The cost of probate court in California can vary but typically includes court fees, attorney fees, and other associated costs. Some probate fees are set by state law.
How long does probate take?
Most cases require 9 to 18 months, from when the probate petition is filed to the eventual conclusion of the case. However, some exceptions can occur, such as when a Will is contested, a probate referee is required, and other complications that can lengthen the process.
What happens if someone dies without a will in California?
If someone with an estate in California dies without a will (intestate), probate is required, the estate is subject to the probate process, and assets are distributed according to state intestate succession laws.
Can a living trust be changed or revoked in California?
Yes, the arrangement can be amended or revoked as long as the grantor (the person who established the trust) is mentally competent.
Should I consult with an attorney to plan my estate?
Consulting with an experienced attorney can help you navigate the complexities of probate, living trusts, and other aspects of estate planning. Probate can be avoided with sound planning.
How can I set up trust in California?
To establish a trust in California, consult with an experienced law firm to draft the necessary documents on behalf of the estate and ensure proper execution.
What is the difference between a will and a living will in California?
A will (last will and testament) outlines how your assets such as real property are to be distributed after your death, while a living will (advance healthcare directive) specifies your healthcare preferences in the event you cannot communicate them yourself.
By understanding the relationship between wills, probate, and other estate matters, you can make informed decisions to protect your assets and ensure your wishes are carried out effectively according to California law.
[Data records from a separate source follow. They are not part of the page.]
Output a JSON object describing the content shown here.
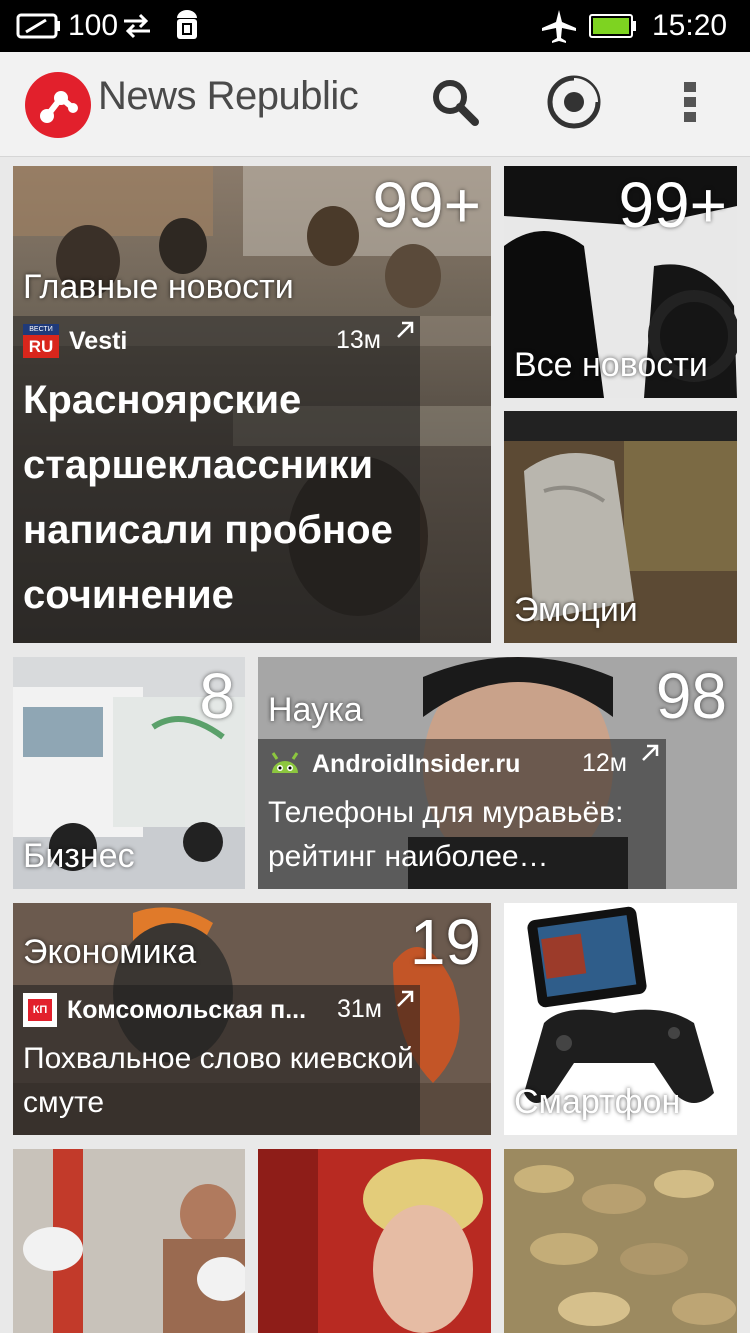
{
  "status_bar": {
    "battery_level": "100",
    "time": "15:20",
    "icons": [
      "battery-icon",
      "sync-arrows-icon",
      "android-debug-icon",
      "airplane-icon",
      "battery-full-icon"
    ]
  },
  "app_bar": {
    "brand_name": "News Republic",
    "actions": [
      "search-icon",
      "refresh-icon",
      "overflow-menu-icon"
    ]
  },
  "tiles": {
    "main": {
      "count": "99+",
      "category": "Главные новости",
      "source": "Vesti",
      "source_badge_top": "ВЕСТИ",
      "source_badge": "RU",
      "time": "13м",
      "headline_lines": [
        "Красноярские",
        "старшеклассники",
        "написали пробное",
        "сочинение"
      ]
    },
    "all_news": {
      "count": "99+",
      "category": "Все новости"
    },
    "emotions": {
      "category": "Эмоции"
    },
    "business": {
      "count": "8",
      "category": "Бизнес"
    },
    "science": {
      "count": "98",
      "category": "Наука",
      "source": "AndroidInsider.ru",
      "time": "12м",
      "headline_lines": [
        "Телефоны для муравьёв:",
        "рейтинг наиболее…"
      ]
    },
    "economy": {
      "count": "19",
      "category": "Экономика",
      "source": "Комсомольская п...",
      "source_badge": "КП",
      "time": "31м",
      "headline_lines": [
        "Похвальное слово киевской",
        "смуте"
      ]
    },
    "smartphone": {
      "category": "Смартфон"
    }
  },
  "colors": {
    "brand_red": "#e2202c",
    "status_bar": "#000000",
    "app_bar": "#f2f2f2",
    "background": "#e9e9e9",
    "android_green": "#8cc63f"
  }
}
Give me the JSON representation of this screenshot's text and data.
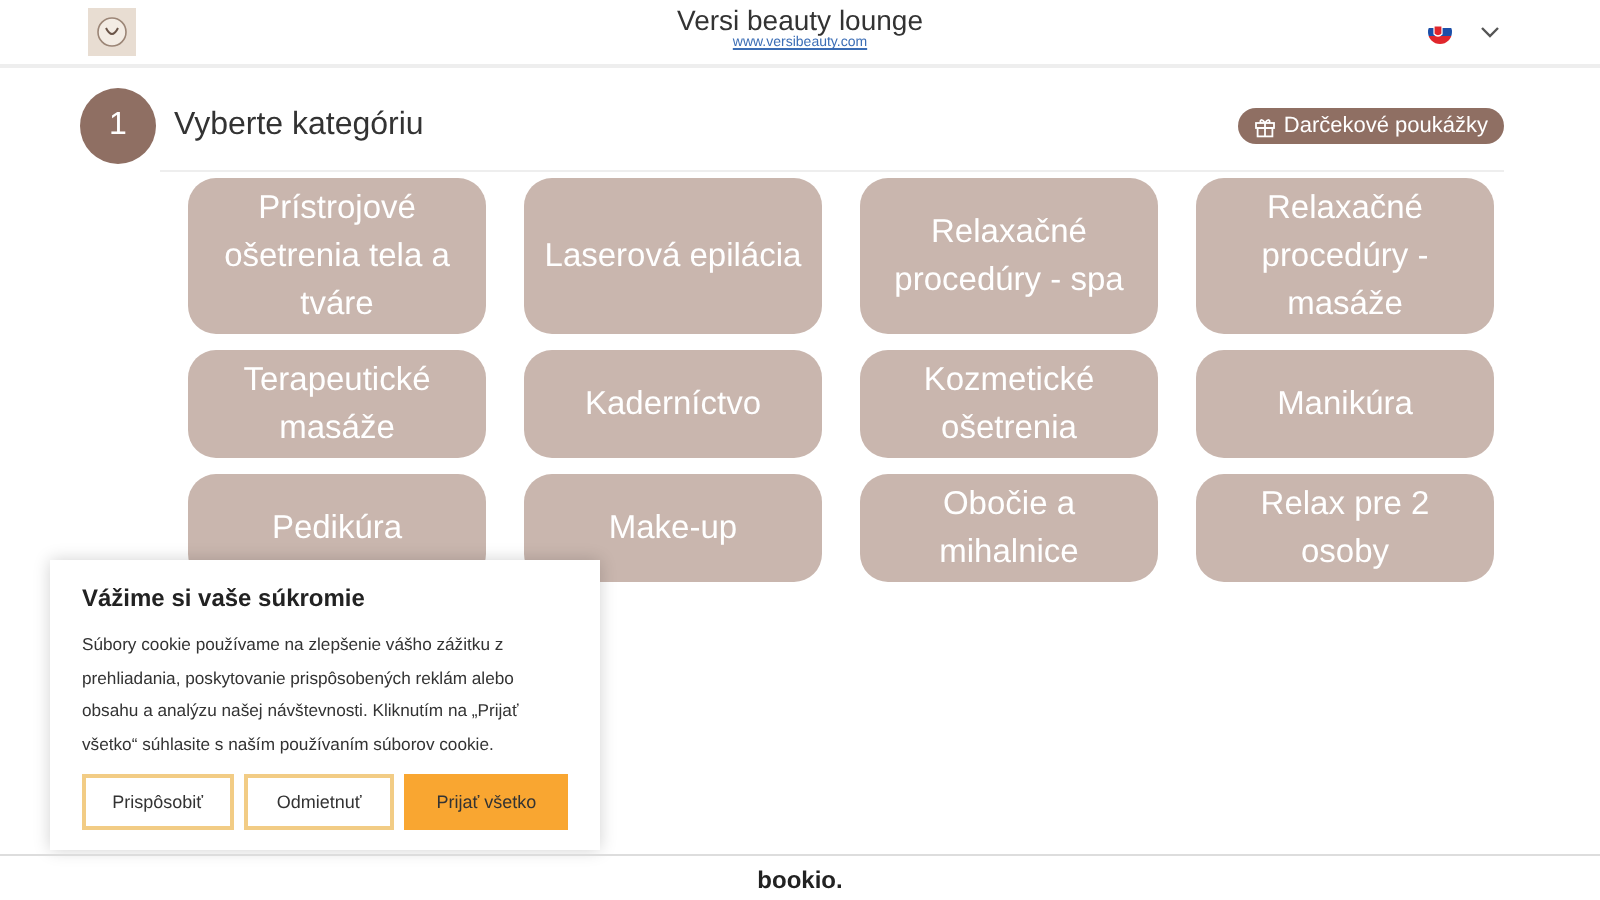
{
  "header": {
    "title": "Versi beauty lounge",
    "website": "www.versibeauty.com"
  },
  "step": {
    "number": "1",
    "title": "Vyberte kategóriu",
    "voucher_button": "Darčekové poukážky"
  },
  "categories": [
    "Prístrojové ošetrenia tela a tváre",
    "Laserová epilácia",
    "Relaxačné procedúry - spa",
    "Relaxačné procedúry - masáže",
    "Terapeutické masáže",
    "Kaderníctvo",
    "Kozmetické ošetrenia",
    "Manikúra",
    "Pedikúra",
    "Make-up",
    "Obočie a mihalnice",
    "Relax pre 2 osoby"
  ],
  "cookie_banner": {
    "title": "Vážime si vaše súkromie",
    "text": "Súbory cookie používame na zlepšenie vášho zážitku z prehliadania, poskytovanie prispôsobených reklám alebo obsahu a analýzu našej návštevnosti. Kliknutím na „Prijať všetko“ súhlasite s naším používaním súborov cookie.",
    "buttons": [
      {
        "label": "Prispôsobiť",
        "kind": "outline"
      },
      {
        "label": "Odmietnuť",
        "kind": "outline"
      },
      {
        "label": "Prijať všetko",
        "kind": "primary"
      }
    ]
  },
  "footer": {
    "brand": "bookio."
  }
}
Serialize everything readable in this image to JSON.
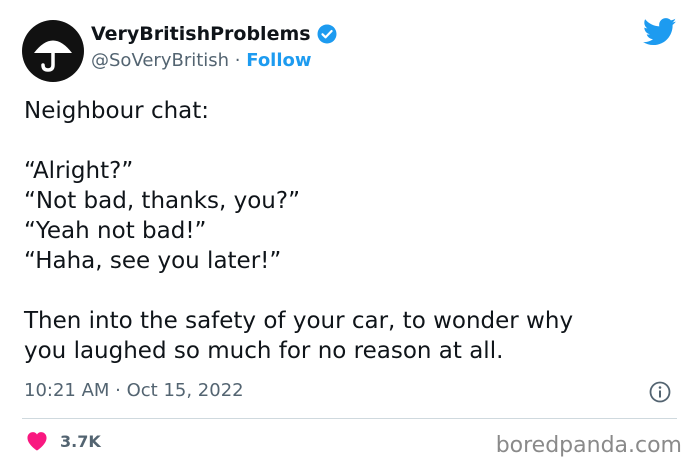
{
  "author": {
    "display_name": "VeryBritishProblems",
    "handle": "@SoVeryBritish",
    "separator": " · ",
    "follow_label": "Follow"
  },
  "tweet": {
    "text": "Neighbour chat:\n\n“Alright?”\n“Not bad, thanks, you?”\n“Yeah not bad!”\n“Haha, see you later!”\n\nThen into the safety of your car, to wonder why\nyou laughed so much for no reason at all.",
    "timestamp": "10:21 AM · Oct 15, 2022",
    "like_count": "3.7K"
  },
  "watermark": "boredpanda.com",
  "colors": {
    "accent": "#1d9bf0",
    "heart": "#f91880",
    "secondary_text": "#536471"
  },
  "icons": [
    "umbrella-avatar-icon",
    "verified-badge-icon",
    "twitter-bird-icon",
    "info-icon",
    "heart-icon"
  ]
}
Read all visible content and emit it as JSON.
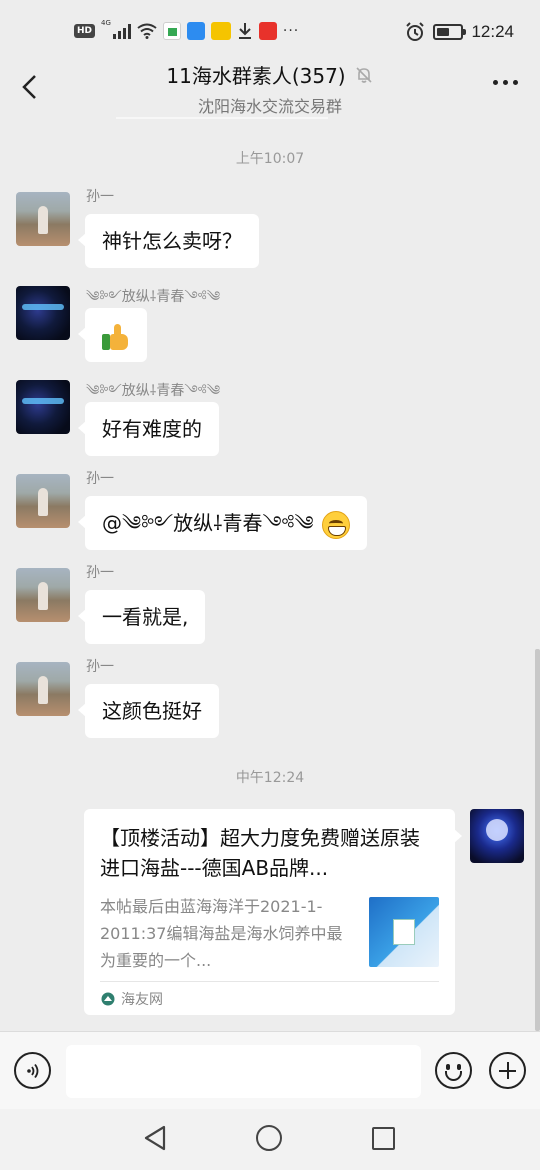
{
  "status_bar": {
    "badge": "HD",
    "network": "4G",
    "time": "12:24",
    "battery_level": 0.55,
    "overflow": "···",
    "icons": [
      "signal-icon",
      "wifi-icon",
      "home-app-icon",
      "message-app-icon",
      "news-app-icon",
      "download-icon",
      "shopping-app-icon",
      "alarm-icon",
      "battery-icon"
    ]
  },
  "header": {
    "title": "11海水群素人(357)",
    "subtitle": "沈阳海水交流交易群",
    "muted": true
  },
  "chat": {
    "timestamp_1": "上午10:07",
    "timestamp_2": "中午12:24",
    "messages": [
      {
        "sender": "孙一",
        "text": "神针怎么卖呀？"
      },
      {
        "sender": "༄༻放纵⸸青春༺༄",
        "text": ""
      },
      {
        "sender": "༄༻放纵⸸青春༺༄",
        "text": "好有难度的"
      },
      {
        "sender": "孙一",
        "text": "@༄༻放纵⸸青春༺༄"
      },
      {
        "sender": "孙一",
        "text": "一看就是,"
      },
      {
        "sender": "孙一",
        "text": "这颜色挺好"
      }
    ],
    "link_card": {
      "title": "【顶楼活动】超大力度免费赠送原装进口海盐---德国AB品牌...",
      "description": "本帖最后由蓝海海洋于2021-1-2011:37编辑海盐是海水饲养中最为重要的一个...",
      "source": "海友网"
    }
  },
  "input_bar": {
    "text_value": ""
  },
  "colors": {
    "background": "#ededed",
    "bubble": "#ffffff",
    "muted_text": "#888888"
  }
}
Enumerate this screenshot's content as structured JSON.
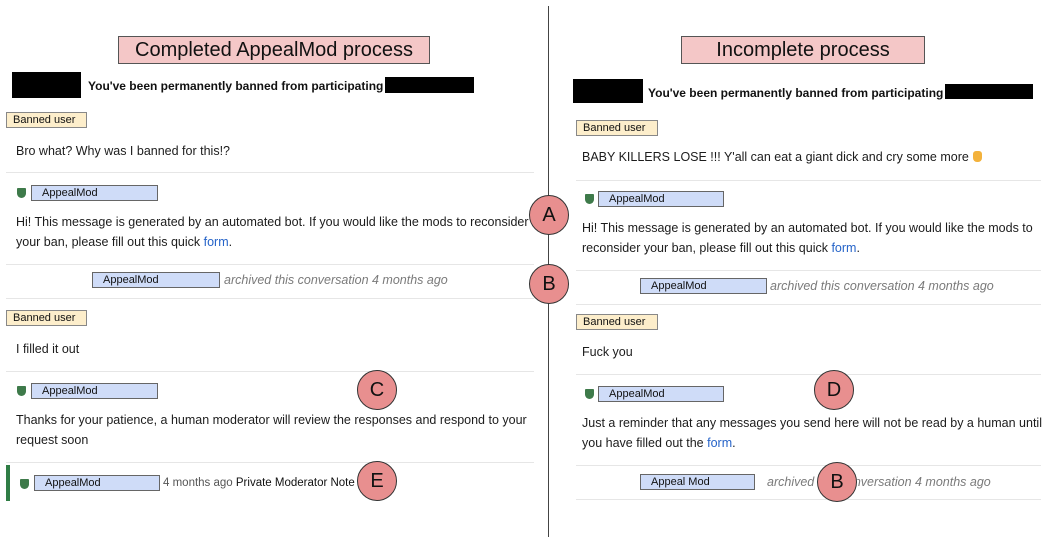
{
  "left": {
    "title": "Completed AppealMod process",
    "ban_header": "You've been permanently banned from participating",
    "banned_tag": "Banned user",
    "mod_tag": "AppealMod",
    "msg1": "Bro what? Why was I banned for this!?",
    "msg2_text": "Hi! This message is generated by an automated bot. If you would like the mods to reconsider your ban, please fill out this quick",
    "msg2_link": "form",
    "archived_user": "AppealMod",
    "archived_text": "archived this conversation 4 months ago",
    "msg3": "I filled it out",
    "msg4": "Thanks for your patience, a human moderator will review the responses and respond to your request soon",
    "note_time": "4 months ago",
    "note_label": "Private Moderator Note"
  },
  "right": {
    "title": "Incomplete process",
    "ban_header": "You've been permanently banned from participating",
    "banned_tag": "Banned user",
    "mod_tag": "AppealMod",
    "msg1": "BABY KILLERS LOSE !!! Y'all can eat a giant dick and cry some more",
    "msg2_text": "Hi! This message is generated by an automated bot. If you would like the mods to reconsider your ban, please fill out this quick",
    "msg2_link": "form",
    "archived_user": "AppealMod",
    "archived_text": "archived this conversation 4 months ago",
    "msg3": "Fuck you",
    "msg4_text": "Just a reminder that any messages you send here will not be read by a human until you have filled out the",
    "msg4_link": "form",
    "archived2_user": "Appeal Mod",
    "archived2_text": "archived this conversation 4 months ago"
  },
  "markers": {
    "a": "A",
    "b": "B",
    "c": "C",
    "d": "D",
    "e": "E"
  },
  "colors": {
    "banned_tag": "#fdeecb",
    "mod_tag": "#cfdcf8",
    "title_box": "#f4c7c7",
    "marker": "#e88f8f",
    "link": "#2563c8",
    "shield": "#3e7a4a"
  }
}
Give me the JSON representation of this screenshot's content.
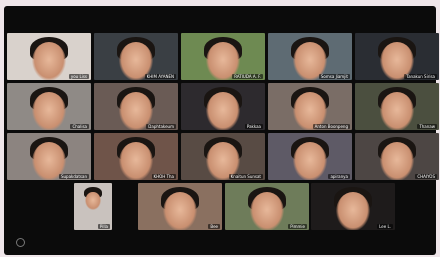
{
  "gallery": {
    "rows": [
      [
        {
          "name": "you Liss",
          "bg": "#d9d2cc"
        },
        {
          "name": "KHIM AYANEN",
          "bg": "#3a3f44"
        },
        {
          "name": "RATIUDA A. F.",
          "bg": "#6e8a52"
        },
        {
          "name": "Somsa Jiamjit",
          "bg": "#5e6b73"
        },
        {
          "name": "Tanakun Sirisa",
          "bg": "#2a2d33"
        }
      ],
      [
        {
          "name": "Chalisa",
          "bg": "#8f8a86"
        },
        {
          "name": "Daphtakeum",
          "bg": "#6a5b55"
        },
        {
          "name": "Pakkaa",
          "bg": "#2d2a2e"
        },
        {
          "name": "Anton Boonpeng",
          "bg": "#7a6d66"
        },
        {
          "name": "Thanaw",
          "bg": "#4b4f3f"
        }
      ],
      [
        {
          "name": "Supakdatsan",
          "bg": "#8c8480"
        },
        {
          "name": "KHOH Tha",
          "bg": "#6f5449"
        },
        {
          "name": "Knaitun Sunsat",
          "bg": "#584b44"
        },
        {
          "name": "apiranya",
          "bg": "#5e5a66"
        },
        {
          "name": "CHAIYOS",
          "bg": "#4d4644"
        }
      ],
      [
        {
          "name": "Pilla",
          "bg": "#c9c2be"
        },
        {
          "name": "Bee",
          "bg": "#8a7060"
        },
        {
          "name": "Pimmie",
          "bg": "#6e7c5a"
        },
        {
          "name": "Lee L.",
          "bg": "#1e1b1b"
        }
      ]
    ]
  }
}
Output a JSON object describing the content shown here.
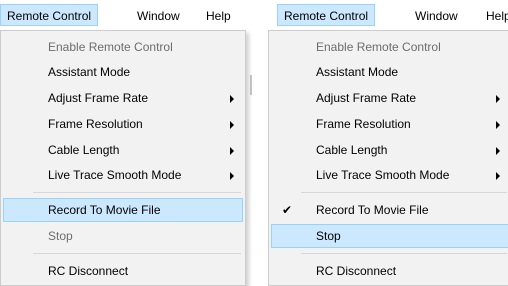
{
  "left": {
    "menubar": {
      "remote_control": "Remote Control",
      "window": "Window",
      "help": "Help"
    },
    "menu": {
      "enable_remote_control": "Enable Remote Control",
      "assistant_mode": "Assistant Mode",
      "adjust_frame_rate": "Adjust Frame Rate",
      "frame_resolution": "Frame Resolution",
      "cable_length": "Cable Length",
      "live_trace_smooth_mode": "Live Trace Smooth Mode",
      "record_to_movie_file": "Record To Movie File",
      "stop": "Stop",
      "rc_disconnect": "RC Disconnect"
    }
  },
  "right": {
    "menubar": {
      "remote_control": "Remote Control",
      "window": "Window",
      "help": "Help"
    },
    "menu": {
      "enable_remote_control": "Enable Remote Control",
      "assistant_mode": "Assistant Mode",
      "adjust_frame_rate": "Adjust Frame Rate",
      "frame_resolution": "Frame Resolution",
      "cable_length": "Cable Length",
      "live_trace_smooth_mode": "Live Trace Smooth Mode",
      "record_to_movie_file": "Record To Movie File",
      "record_checkmark": "✔",
      "stop": "Stop",
      "rc_disconnect": "RC Disconnect"
    }
  },
  "colors": {
    "highlight": "#cce8ff",
    "highlight_border": "#99d1ff",
    "menu_background": "#f2f2f2",
    "disabled_text": "#6d6d6d"
  }
}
For personalized guidance on planning, the probate procedure, the federal estate tax, or living trusts, contact our experienced California estate planning attorneys. Don’t leave the fate of your estate to chance—take proactive steps to secure your legacy.
We are here to help you find ways that you can protect your assets, distribute real property, and minimize estate taxes after your death. For an expert probate attorney in Temecula, call Shoup Legal has the counsel you need. Contact us at (951) 494-6472 or email us at [email protected] to learn more.